The original question asks if Facebook, Twitter, etc authentication schemes are PCI-compliant.
The Payment Card Industry (PCI) Data Security Standards (DSS) specification cites two separate and distinct things about authentication and it is the context of use that discriminates between the requirements:
Section 8 states that a unique ID must be assigned to each person with computer access.
A username "principal" (from whatever service) meets that requirement (is unique).
This section goes on to discuss verifying authorized users - which the password component would comply with. So this covers basic "authentication" (is this who we think it is) for card-holder verification.
However, it depends on what access is granted. For a stored payment instrument, for the card-holder to make a purchase against it, this would suffice (provided the payment-instrument structure storage met the PCI requirements, etc).
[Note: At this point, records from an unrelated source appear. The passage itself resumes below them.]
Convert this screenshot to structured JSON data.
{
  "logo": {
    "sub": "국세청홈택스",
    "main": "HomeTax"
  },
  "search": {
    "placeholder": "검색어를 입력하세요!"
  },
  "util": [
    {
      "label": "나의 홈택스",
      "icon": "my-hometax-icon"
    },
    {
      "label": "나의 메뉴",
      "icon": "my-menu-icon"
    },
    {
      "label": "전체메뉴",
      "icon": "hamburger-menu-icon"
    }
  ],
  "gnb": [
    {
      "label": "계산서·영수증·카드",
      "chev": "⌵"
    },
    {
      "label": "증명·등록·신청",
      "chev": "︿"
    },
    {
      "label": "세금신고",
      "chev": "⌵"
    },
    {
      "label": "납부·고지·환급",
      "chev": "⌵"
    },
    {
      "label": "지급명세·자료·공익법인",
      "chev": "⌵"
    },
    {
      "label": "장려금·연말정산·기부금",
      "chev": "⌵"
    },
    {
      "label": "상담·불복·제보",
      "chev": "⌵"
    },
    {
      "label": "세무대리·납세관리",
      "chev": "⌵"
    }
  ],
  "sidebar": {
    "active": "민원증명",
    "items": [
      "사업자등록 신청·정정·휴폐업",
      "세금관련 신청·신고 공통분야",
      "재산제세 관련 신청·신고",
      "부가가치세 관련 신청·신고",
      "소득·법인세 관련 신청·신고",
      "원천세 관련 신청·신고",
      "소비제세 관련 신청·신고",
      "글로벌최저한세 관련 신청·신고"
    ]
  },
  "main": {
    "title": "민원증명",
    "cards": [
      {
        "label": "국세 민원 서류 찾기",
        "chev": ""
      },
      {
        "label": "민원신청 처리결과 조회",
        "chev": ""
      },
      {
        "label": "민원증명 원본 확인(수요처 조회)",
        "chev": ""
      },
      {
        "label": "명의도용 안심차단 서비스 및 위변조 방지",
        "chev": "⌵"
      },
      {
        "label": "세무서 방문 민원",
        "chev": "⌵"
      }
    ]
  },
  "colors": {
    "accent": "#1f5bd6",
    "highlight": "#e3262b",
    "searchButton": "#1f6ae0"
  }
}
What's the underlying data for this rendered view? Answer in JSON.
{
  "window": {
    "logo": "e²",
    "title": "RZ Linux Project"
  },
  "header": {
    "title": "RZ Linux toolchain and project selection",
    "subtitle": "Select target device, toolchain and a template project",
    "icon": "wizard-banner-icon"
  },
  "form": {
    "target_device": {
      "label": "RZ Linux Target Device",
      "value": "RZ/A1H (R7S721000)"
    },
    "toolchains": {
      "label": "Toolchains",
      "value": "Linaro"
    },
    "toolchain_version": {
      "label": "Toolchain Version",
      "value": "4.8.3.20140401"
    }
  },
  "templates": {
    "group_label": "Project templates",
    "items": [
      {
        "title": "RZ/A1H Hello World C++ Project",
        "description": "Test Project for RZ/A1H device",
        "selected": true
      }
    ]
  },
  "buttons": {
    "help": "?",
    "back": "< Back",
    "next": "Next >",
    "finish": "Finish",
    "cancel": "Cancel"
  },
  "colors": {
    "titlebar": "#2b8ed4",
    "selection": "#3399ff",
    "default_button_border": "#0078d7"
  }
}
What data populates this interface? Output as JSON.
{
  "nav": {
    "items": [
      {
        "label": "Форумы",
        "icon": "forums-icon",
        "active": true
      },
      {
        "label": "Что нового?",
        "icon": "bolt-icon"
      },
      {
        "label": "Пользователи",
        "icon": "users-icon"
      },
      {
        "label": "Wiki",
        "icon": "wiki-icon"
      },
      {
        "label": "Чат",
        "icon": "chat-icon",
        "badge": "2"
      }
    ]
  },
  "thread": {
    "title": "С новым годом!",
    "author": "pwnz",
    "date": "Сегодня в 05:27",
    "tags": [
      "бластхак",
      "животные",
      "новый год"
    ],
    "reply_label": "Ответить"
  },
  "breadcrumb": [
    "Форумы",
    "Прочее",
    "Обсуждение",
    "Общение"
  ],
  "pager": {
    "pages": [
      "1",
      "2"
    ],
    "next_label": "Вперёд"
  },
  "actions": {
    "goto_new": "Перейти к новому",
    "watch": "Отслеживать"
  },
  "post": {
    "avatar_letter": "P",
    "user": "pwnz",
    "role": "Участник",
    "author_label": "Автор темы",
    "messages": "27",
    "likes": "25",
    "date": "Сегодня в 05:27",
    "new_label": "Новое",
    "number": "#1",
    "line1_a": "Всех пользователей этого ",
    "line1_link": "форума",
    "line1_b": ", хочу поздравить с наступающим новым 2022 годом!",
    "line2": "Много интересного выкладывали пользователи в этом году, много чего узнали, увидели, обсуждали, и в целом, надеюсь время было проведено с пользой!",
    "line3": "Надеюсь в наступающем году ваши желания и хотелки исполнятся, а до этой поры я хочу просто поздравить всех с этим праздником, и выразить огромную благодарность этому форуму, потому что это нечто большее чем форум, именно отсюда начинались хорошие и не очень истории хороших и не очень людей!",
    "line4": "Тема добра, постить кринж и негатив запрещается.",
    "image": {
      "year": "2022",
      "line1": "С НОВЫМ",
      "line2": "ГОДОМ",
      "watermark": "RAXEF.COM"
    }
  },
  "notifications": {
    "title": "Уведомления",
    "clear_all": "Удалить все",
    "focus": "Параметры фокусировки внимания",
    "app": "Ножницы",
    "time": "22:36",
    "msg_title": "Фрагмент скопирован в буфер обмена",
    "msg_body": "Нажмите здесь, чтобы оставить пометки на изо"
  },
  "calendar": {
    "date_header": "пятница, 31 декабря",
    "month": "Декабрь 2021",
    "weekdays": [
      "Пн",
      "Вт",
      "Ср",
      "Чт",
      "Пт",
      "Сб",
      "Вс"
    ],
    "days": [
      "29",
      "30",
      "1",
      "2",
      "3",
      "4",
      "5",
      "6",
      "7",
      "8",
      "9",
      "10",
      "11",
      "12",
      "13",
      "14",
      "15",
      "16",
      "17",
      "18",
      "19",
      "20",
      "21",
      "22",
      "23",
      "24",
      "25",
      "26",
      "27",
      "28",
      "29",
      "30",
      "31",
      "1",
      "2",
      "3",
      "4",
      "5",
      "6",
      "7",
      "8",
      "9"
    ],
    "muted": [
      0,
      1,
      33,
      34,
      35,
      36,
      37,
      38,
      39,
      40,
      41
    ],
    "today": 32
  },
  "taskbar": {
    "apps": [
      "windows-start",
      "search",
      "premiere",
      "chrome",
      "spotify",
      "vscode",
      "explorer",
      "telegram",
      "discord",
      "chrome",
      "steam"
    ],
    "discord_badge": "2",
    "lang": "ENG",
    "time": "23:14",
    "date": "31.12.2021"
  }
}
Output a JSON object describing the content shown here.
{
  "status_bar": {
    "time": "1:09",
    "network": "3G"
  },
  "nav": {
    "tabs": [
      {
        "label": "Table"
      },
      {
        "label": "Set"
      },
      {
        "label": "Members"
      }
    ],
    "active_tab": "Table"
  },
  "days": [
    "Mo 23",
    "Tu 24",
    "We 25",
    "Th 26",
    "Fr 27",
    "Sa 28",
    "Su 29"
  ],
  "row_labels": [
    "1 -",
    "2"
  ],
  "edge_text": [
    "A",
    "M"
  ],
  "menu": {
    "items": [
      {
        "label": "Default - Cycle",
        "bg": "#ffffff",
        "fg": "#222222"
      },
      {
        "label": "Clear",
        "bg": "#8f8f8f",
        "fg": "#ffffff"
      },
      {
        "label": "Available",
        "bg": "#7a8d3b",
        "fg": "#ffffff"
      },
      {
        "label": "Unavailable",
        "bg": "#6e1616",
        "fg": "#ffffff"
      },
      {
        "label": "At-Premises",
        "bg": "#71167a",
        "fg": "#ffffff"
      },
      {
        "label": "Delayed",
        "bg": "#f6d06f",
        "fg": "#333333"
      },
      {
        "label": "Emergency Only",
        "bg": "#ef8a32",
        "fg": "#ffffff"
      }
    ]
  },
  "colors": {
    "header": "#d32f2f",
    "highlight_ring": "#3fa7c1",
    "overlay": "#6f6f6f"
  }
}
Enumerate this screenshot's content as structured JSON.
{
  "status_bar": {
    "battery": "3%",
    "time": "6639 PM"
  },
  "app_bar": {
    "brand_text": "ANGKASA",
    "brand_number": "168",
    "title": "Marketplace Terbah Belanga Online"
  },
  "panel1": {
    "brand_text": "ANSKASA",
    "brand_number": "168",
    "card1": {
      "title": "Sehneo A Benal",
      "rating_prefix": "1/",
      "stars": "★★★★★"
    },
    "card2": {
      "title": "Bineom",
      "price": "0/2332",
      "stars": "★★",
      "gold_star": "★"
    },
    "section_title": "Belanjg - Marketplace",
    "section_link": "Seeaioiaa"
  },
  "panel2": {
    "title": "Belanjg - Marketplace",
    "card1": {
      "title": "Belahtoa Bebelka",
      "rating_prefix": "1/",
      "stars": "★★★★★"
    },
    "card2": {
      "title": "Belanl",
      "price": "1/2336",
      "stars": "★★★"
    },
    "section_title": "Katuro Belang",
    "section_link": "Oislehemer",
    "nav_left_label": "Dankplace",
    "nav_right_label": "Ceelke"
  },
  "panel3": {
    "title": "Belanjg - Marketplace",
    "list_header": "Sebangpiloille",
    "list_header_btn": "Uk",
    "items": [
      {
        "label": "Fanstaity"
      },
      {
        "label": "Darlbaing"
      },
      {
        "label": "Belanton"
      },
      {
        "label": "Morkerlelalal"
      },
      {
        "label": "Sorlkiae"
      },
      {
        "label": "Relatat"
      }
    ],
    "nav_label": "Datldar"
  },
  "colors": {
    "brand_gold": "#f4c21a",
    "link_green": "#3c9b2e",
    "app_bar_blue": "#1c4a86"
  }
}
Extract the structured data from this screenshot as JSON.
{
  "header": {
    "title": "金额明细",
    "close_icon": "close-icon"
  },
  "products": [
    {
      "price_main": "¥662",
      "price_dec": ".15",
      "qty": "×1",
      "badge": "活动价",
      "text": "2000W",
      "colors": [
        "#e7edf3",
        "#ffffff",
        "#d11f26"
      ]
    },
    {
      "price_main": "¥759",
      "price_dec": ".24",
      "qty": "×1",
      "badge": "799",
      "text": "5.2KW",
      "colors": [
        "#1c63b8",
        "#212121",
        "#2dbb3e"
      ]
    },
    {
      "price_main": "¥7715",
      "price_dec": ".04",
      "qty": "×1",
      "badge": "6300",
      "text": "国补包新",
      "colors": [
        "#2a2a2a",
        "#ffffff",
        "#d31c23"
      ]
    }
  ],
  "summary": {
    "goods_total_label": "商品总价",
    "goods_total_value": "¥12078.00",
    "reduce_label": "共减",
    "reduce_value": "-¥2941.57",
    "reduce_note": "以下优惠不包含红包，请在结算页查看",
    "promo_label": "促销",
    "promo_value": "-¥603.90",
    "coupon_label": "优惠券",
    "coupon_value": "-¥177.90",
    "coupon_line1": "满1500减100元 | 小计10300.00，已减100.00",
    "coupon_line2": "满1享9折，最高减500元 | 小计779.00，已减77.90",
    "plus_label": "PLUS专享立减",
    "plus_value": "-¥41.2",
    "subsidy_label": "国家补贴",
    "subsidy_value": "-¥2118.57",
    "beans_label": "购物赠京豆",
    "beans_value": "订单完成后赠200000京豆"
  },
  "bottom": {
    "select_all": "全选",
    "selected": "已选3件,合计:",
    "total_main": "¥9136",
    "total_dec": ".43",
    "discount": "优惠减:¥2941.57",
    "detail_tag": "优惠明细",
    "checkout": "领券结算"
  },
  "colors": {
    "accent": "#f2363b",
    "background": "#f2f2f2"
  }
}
However, for "remote access" to the payment system (generally) - 2nd factor authentication (out of band via voice/SMS one-time-passwords for example) is required. In this case, Google would be compliant for example if their phone number callback option was implemented as a means of 2nd-factor authentication for remote access to the payment system. If the phone number were not available or Facebook does not implement 2nd-factor authentication for remote access to the payment system then it would NOT be compliant.